This guide has been provided by Simon & Schuster for classroom, library, and reading group use. It may be reproduced in its entirety or excerpted for these purposes.
Neal Shusterman is the New York Times bestselling author of more than thirty award-winning books for children, teens, and adults, including The Unwind Dystology, The Skinjacker trilogy, Downsiders, and ChallengerDeep, which won the National Book Award. Scythe, the first book in his newest series Arc of a Scythe, is a Michael L. Printz Honor Book. He also writes screenplays for motion pictures and television shows. The father of four children, Neal lives in California. Visit him at Storyman.com and Facebook.com/NealShusterman.
"Relish this intelligent and entertaining blend of dark humor and high death tolls."
– Kirkus, STARRED REVIEW
"The stakes rise rapidly, and the plot races at a breathless pace."
– Shelf Awareness, STARRED REVIEW
"Interweaving heady questions of morality, responsibility, loyalty, and power, Shusterman builds to a devastatingly intense conclusion that sends the characters and larger world into terrifying new territory."
– Publishers Weekly STARRED REVIEW
"Shusterman wields his magic once again in this continuation... even better than the first book."
– School Library Journal, STARRED REVIEW
"Shusterman widens the already impressive scope of his neat-future utopia while also keeping a deft finger on the pulse of our own turbulent times.
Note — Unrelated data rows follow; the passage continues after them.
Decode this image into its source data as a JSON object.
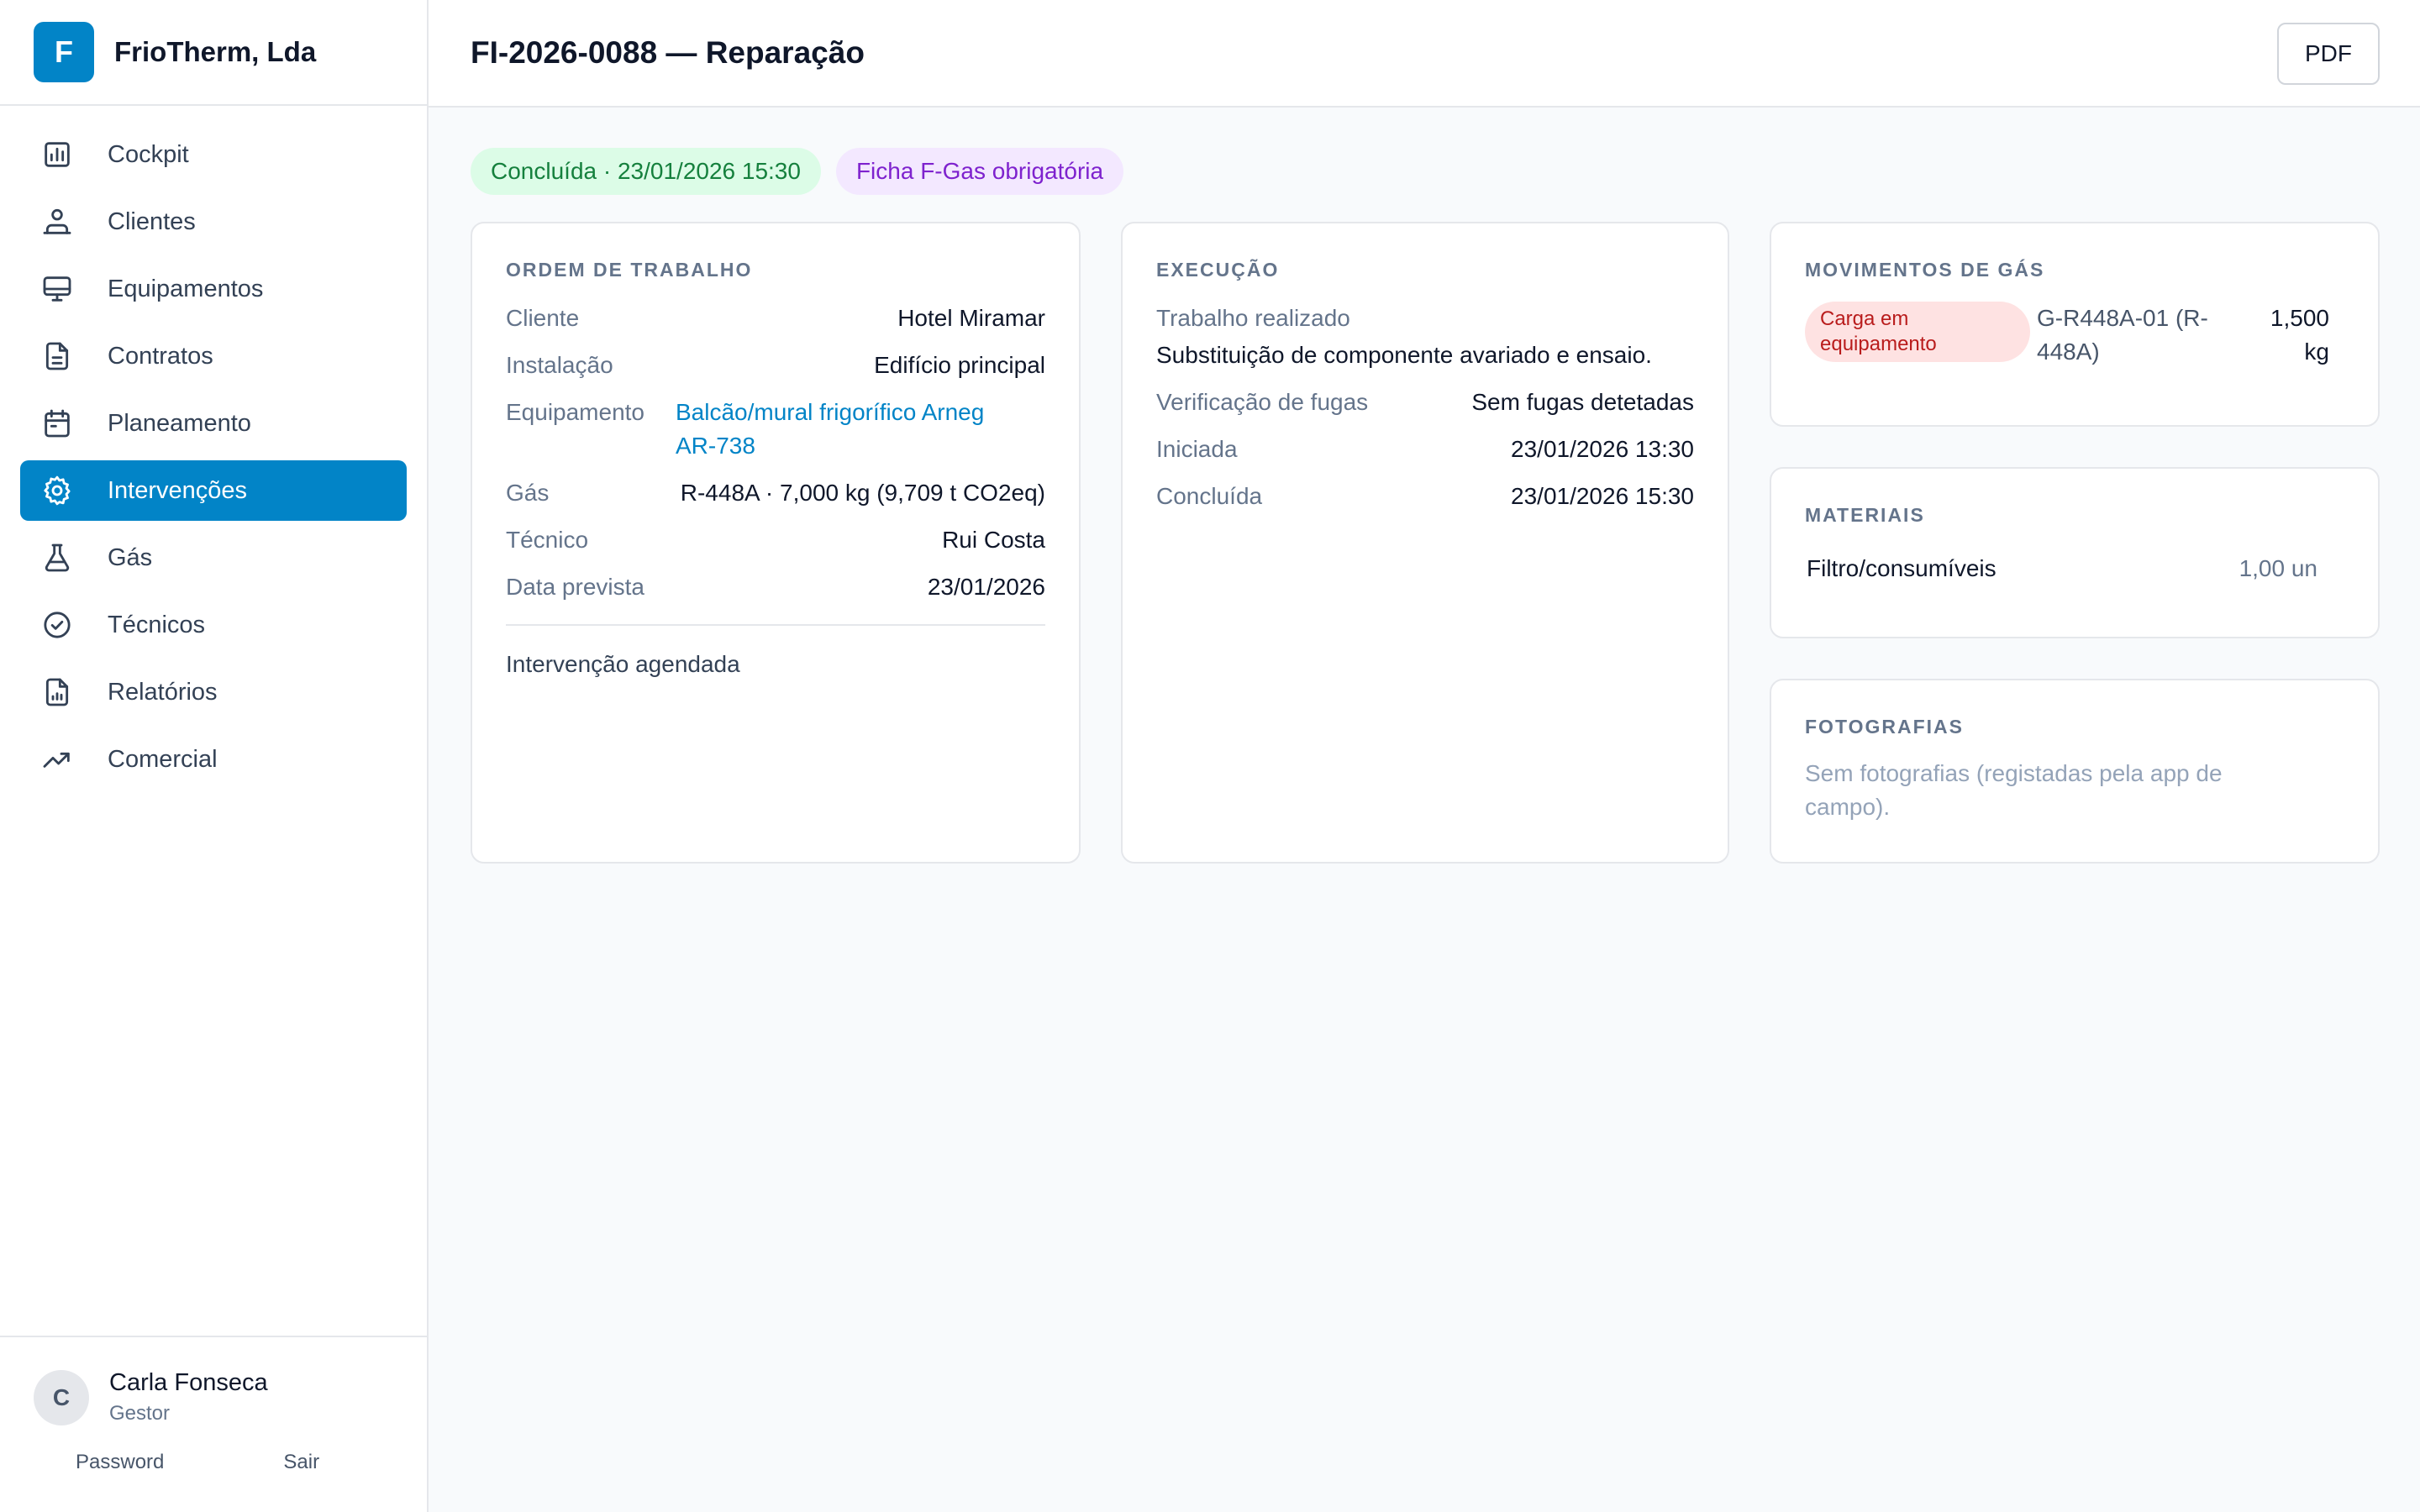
{
  "brand": {
    "initial": "F",
    "name": "FrioTherm, Lda"
  },
  "nav": [
    {
      "label": "Cockpit",
      "icon": "chart-bar-icon",
      "active": false
    },
    {
      "label": "Clientes",
      "icon": "users-icon",
      "active": false
    },
    {
      "label": "Equipamentos",
      "icon": "monitor-icon",
      "active": false
    },
    {
      "label": "Contratos",
      "icon": "document-icon",
      "active": false
    },
    {
      "label": "Planeamento",
      "icon": "calendar-icon",
      "active": false
    },
    {
      "label": "Intervenções",
      "icon": "gear-icon",
      "active": true
    },
    {
      "label": "Gás",
      "icon": "flask-icon",
      "active": false
    },
    {
      "label": "Técnicos",
      "icon": "check-circle-icon",
      "active": false
    },
    {
      "label": "Relatórios",
      "icon": "report-icon",
      "active": false
    },
    {
      "label": "Comercial",
      "icon": "trending-up-icon",
      "active": false
    }
  ],
  "user": {
    "initial": "C",
    "name": "Carla Fonseca",
    "role": "Gestor",
    "password_label": "Password",
    "logout_label": "Sair"
  },
  "header": {
    "title": "FI-2026-0088 — Reparação",
    "pdf_label": "PDF"
  },
  "badges": {
    "status": "Concluída · 23/01/2026 15:30",
    "fgas": "Ficha F-Gas obrigatória"
  },
  "work_order": {
    "title": "ORDEM DE TRABALHO",
    "client_label": "Cliente",
    "client_value": "Hotel Miramar",
    "installation_label": "Instalação",
    "installation_value": "Edifício principal",
    "equipment_label": "Equipamento",
    "equipment_value_line1": "Balcão/mural frigorífico Arneg",
    "equipment_value_line2": "AR-738",
    "gas_label": "Gás",
    "gas_value": "R-448A · 7,000 kg (9,709 t CO2eq)",
    "technician_label": "Técnico",
    "technician_value": "Rui Costa",
    "planned_date_label": "Data prevista",
    "planned_date_value": "23/01/2026",
    "note": "Intervenção agendada"
  },
  "execution": {
    "title": "EXECUÇÃO",
    "work_done_label": "Trabalho realizado",
    "work_done_value": "Substituição de componente avariado e ensaio.",
    "leak_check_label": "Verificação de fugas",
    "leak_check_value": "Sem fugas detetadas",
    "started_label": "Iniciada",
    "started_value": "23/01/2026 13:30",
    "completed_label": "Concluída",
    "completed_value": "23/01/2026 15:30"
  },
  "gas_movements": {
    "title": "MOVIMENTOS DE GÁS",
    "items": [
      {
        "type_line1": "Carga em",
        "type_line2": "equipamento",
        "cylinder_line1": "G-R448A-01 (R-",
        "cylinder_line2": "448A)",
        "qty_line1": "1,500",
        "qty_line2": "kg"
      }
    ]
  },
  "materials": {
    "title": "MATERIAIS",
    "items": [
      {
        "name": "Filtro/consumíveis",
        "qty": "1,00 un"
      }
    ]
  },
  "photos": {
    "title": "FOTOGRAFIAS",
    "empty_line1": "Sem fotografias (registadas pela app de",
    "empty_line2": "campo)."
  },
  "colors": {
    "accent": "#0284c7",
    "success_bg": "#dcfce7",
    "success_fg": "#15803d",
    "fgas_bg": "#f3e8ff",
    "fgas_fg": "#7e22ce",
    "danger_bg": "#fee2e2",
    "danger_fg": "#b91c1c"
  }
}
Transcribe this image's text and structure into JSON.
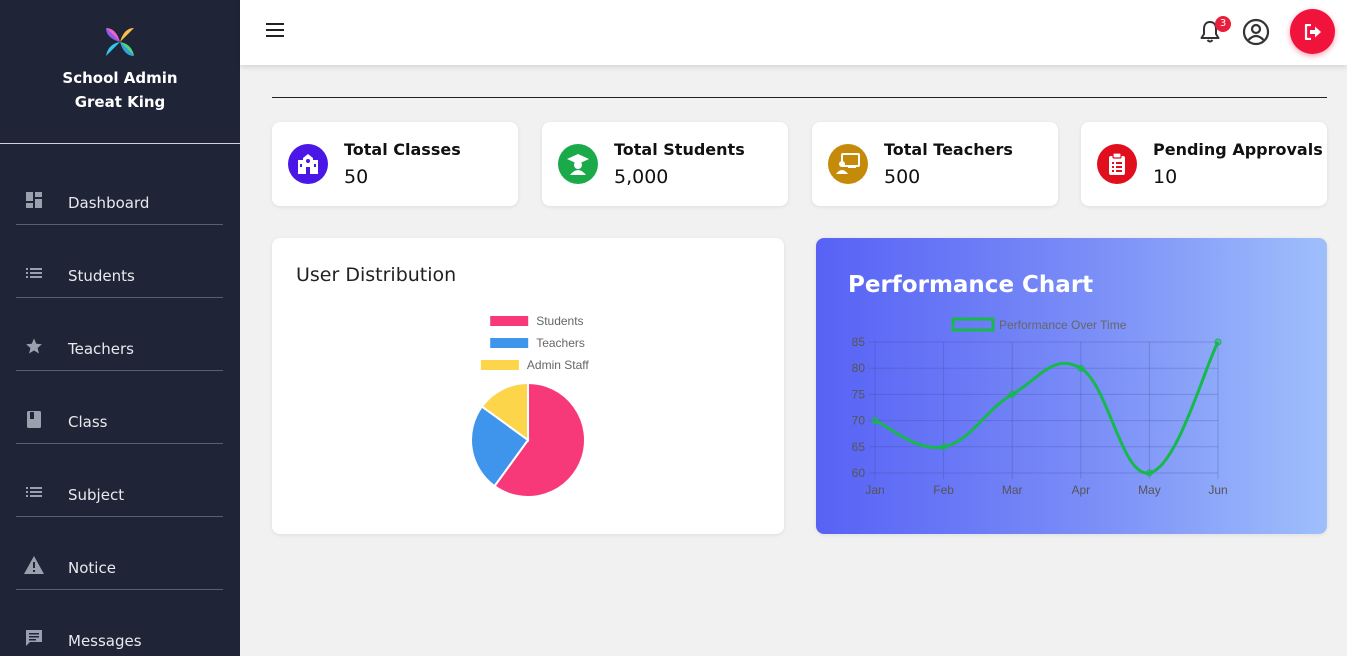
{
  "brand": {
    "line1": "School Admin",
    "line2": "Great King"
  },
  "sidebar": {
    "items": [
      {
        "label": "Dashboard",
        "icon": "dashboard-icon"
      },
      {
        "label": "Students",
        "icon": "list-icon"
      },
      {
        "label": "Teachers",
        "icon": "star-icon"
      },
      {
        "label": "Class",
        "icon": "book-icon"
      },
      {
        "label": "Subject",
        "icon": "list-icon"
      },
      {
        "label": "Notice",
        "icon": "warning-icon"
      },
      {
        "label": "Messages",
        "icon": "message-icon"
      }
    ]
  },
  "topbar": {
    "notification_count": "3"
  },
  "stats": [
    {
      "title": "Total Classes",
      "value": "50",
      "color": "#4a17e6"
    },
    {
      "title": "Total Students",
      "value": "5,000",
      "color": "#1aaa4a"
    },
    {
      "title": "Total Teachers",
      "value": "500",
      "color": "#c58a0a"
    },
    {
      "title": "Pending Approvals",
      "value": "10",
      "color": "#e10e1e"
    }
  ],
  "user_distribution": {
    "title": "User Distribution"
  },
  "performance": {
    "title": "Performance Chart"
  },
  "chart_data": [
    {
      "type": "pie",
      "title": "",
      "categories": [
        "Students",
        "Teachers",
        "Admin Staff"
      ],
      "values": [
        60,
        25,
        15
      ],
      "colors": [
        "#f7397a",
        "#3f94ec",
        "#fdd54a"
      ],
      "legend": "top"
    },
    {
      "type": "line",
      "x": [
        "Jan",
        "Feb",
        "Mar",
        "Apr",
        "May",
        "Jun"
      ],
      "series": [
        {
          "name": "Performance Over Time",
          "values": [
            70,
            65,
            75,
            80,
            60,
            85
          ],
          "color": "#17b84c"
        }
      ],
      "ylim": [
        60,
        85
      ],
      "yticks": [
        60,
        65,
        70,
        75,
        80,
        85
      ],
      "grid": true,
      "legend": "top"
    }
  ]
}
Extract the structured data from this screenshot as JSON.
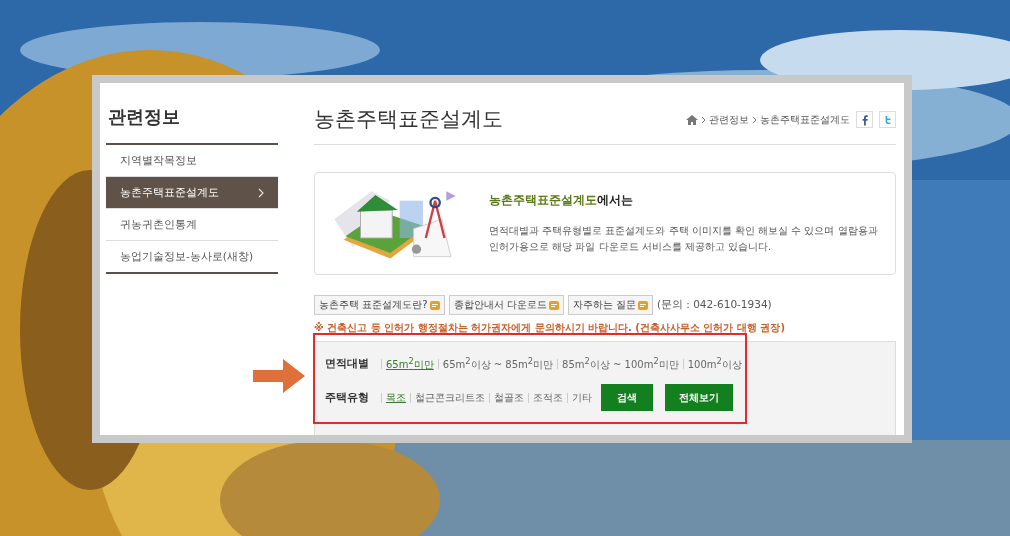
{
  "sidebar": {
    "title": "관련정보",
    "items": [
      {
        "label": "지역별작목정보",
        "selected": false
      },
      {
        "label": "농촌주택표준설계도",
        "selected": true
      },
      {
        "label": "귀농귀촌인통계",
        "selected": false
      },
      {
        "label": "농업기술정보-농사로(새창)",
        "selected": false
      }
    ]
  },
  "header": {
    "title": "농촌주택표준설계도",
    "breadcrumb": [
      "관련정보",
      "농촌주택표준설계도"
    ]
  },
  "intro": {
    "heading_highlight": "농촌주택표준설계도",
    "heading_rest": "에서는",
    "text": "면적대별과 주택유형별로 표준설계도와 주택 이미지를 확인 해보실 수 있으며 열람용과 인허가용으로 해당 파일 다운로드 서비스를 제공하고 있습니다."
  },
  "links": [
    {
      "label": "농촌주택 표준설계도란?"
    },
    {
      "label": "종합안내서 다운로드"
    },
    {
      "label": "자주하는 질문"
    }
  ],
  "contact": "(문의 : 042-610-1934)",
  "notice": "※ 건축신고 등 인허가 행정절차는 허가권자에게 문의하시기 바랍니다. (건축사사무소 인허가 대행 권장)",
  "filters": [
    {
      "label": "면적대별",
      "options": [
        {
          "label": "65m$^{2}$미만",
          "selected": true
        },
        {
          "label": "65m$^{2}$이상 ~ 85m$^{2}$미만",
          "selected": false
        },
        {
          "label": "85m$^{2}$이상 ~ 100m$^{2}$미만",
          "selected": false
        },
        {
          "label": "100m$^{2}$이상",
          "selected": false
        }
      ]
    },
    {
      "label": "주택유형",
      "options": [
        {
          "label": "목조",
          "selected": true
        },
        {
          "label": "철근콘크리트조",
          "selected": false
        },
        {
          "label": "철골조",
          "selected": false
        },
        {
          "label": "조적조",
          "selected": false
        },
        {
          "label": "기타",
          "selected": false
        }
      ]
    }
  ],
  "actions": [
    "검색",
    "전체보기"
  ]
}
Exceptionally clear-eyed and brutal in its execution."
Get our latest book recommendations, author news, and sweepstakes right to your inbox.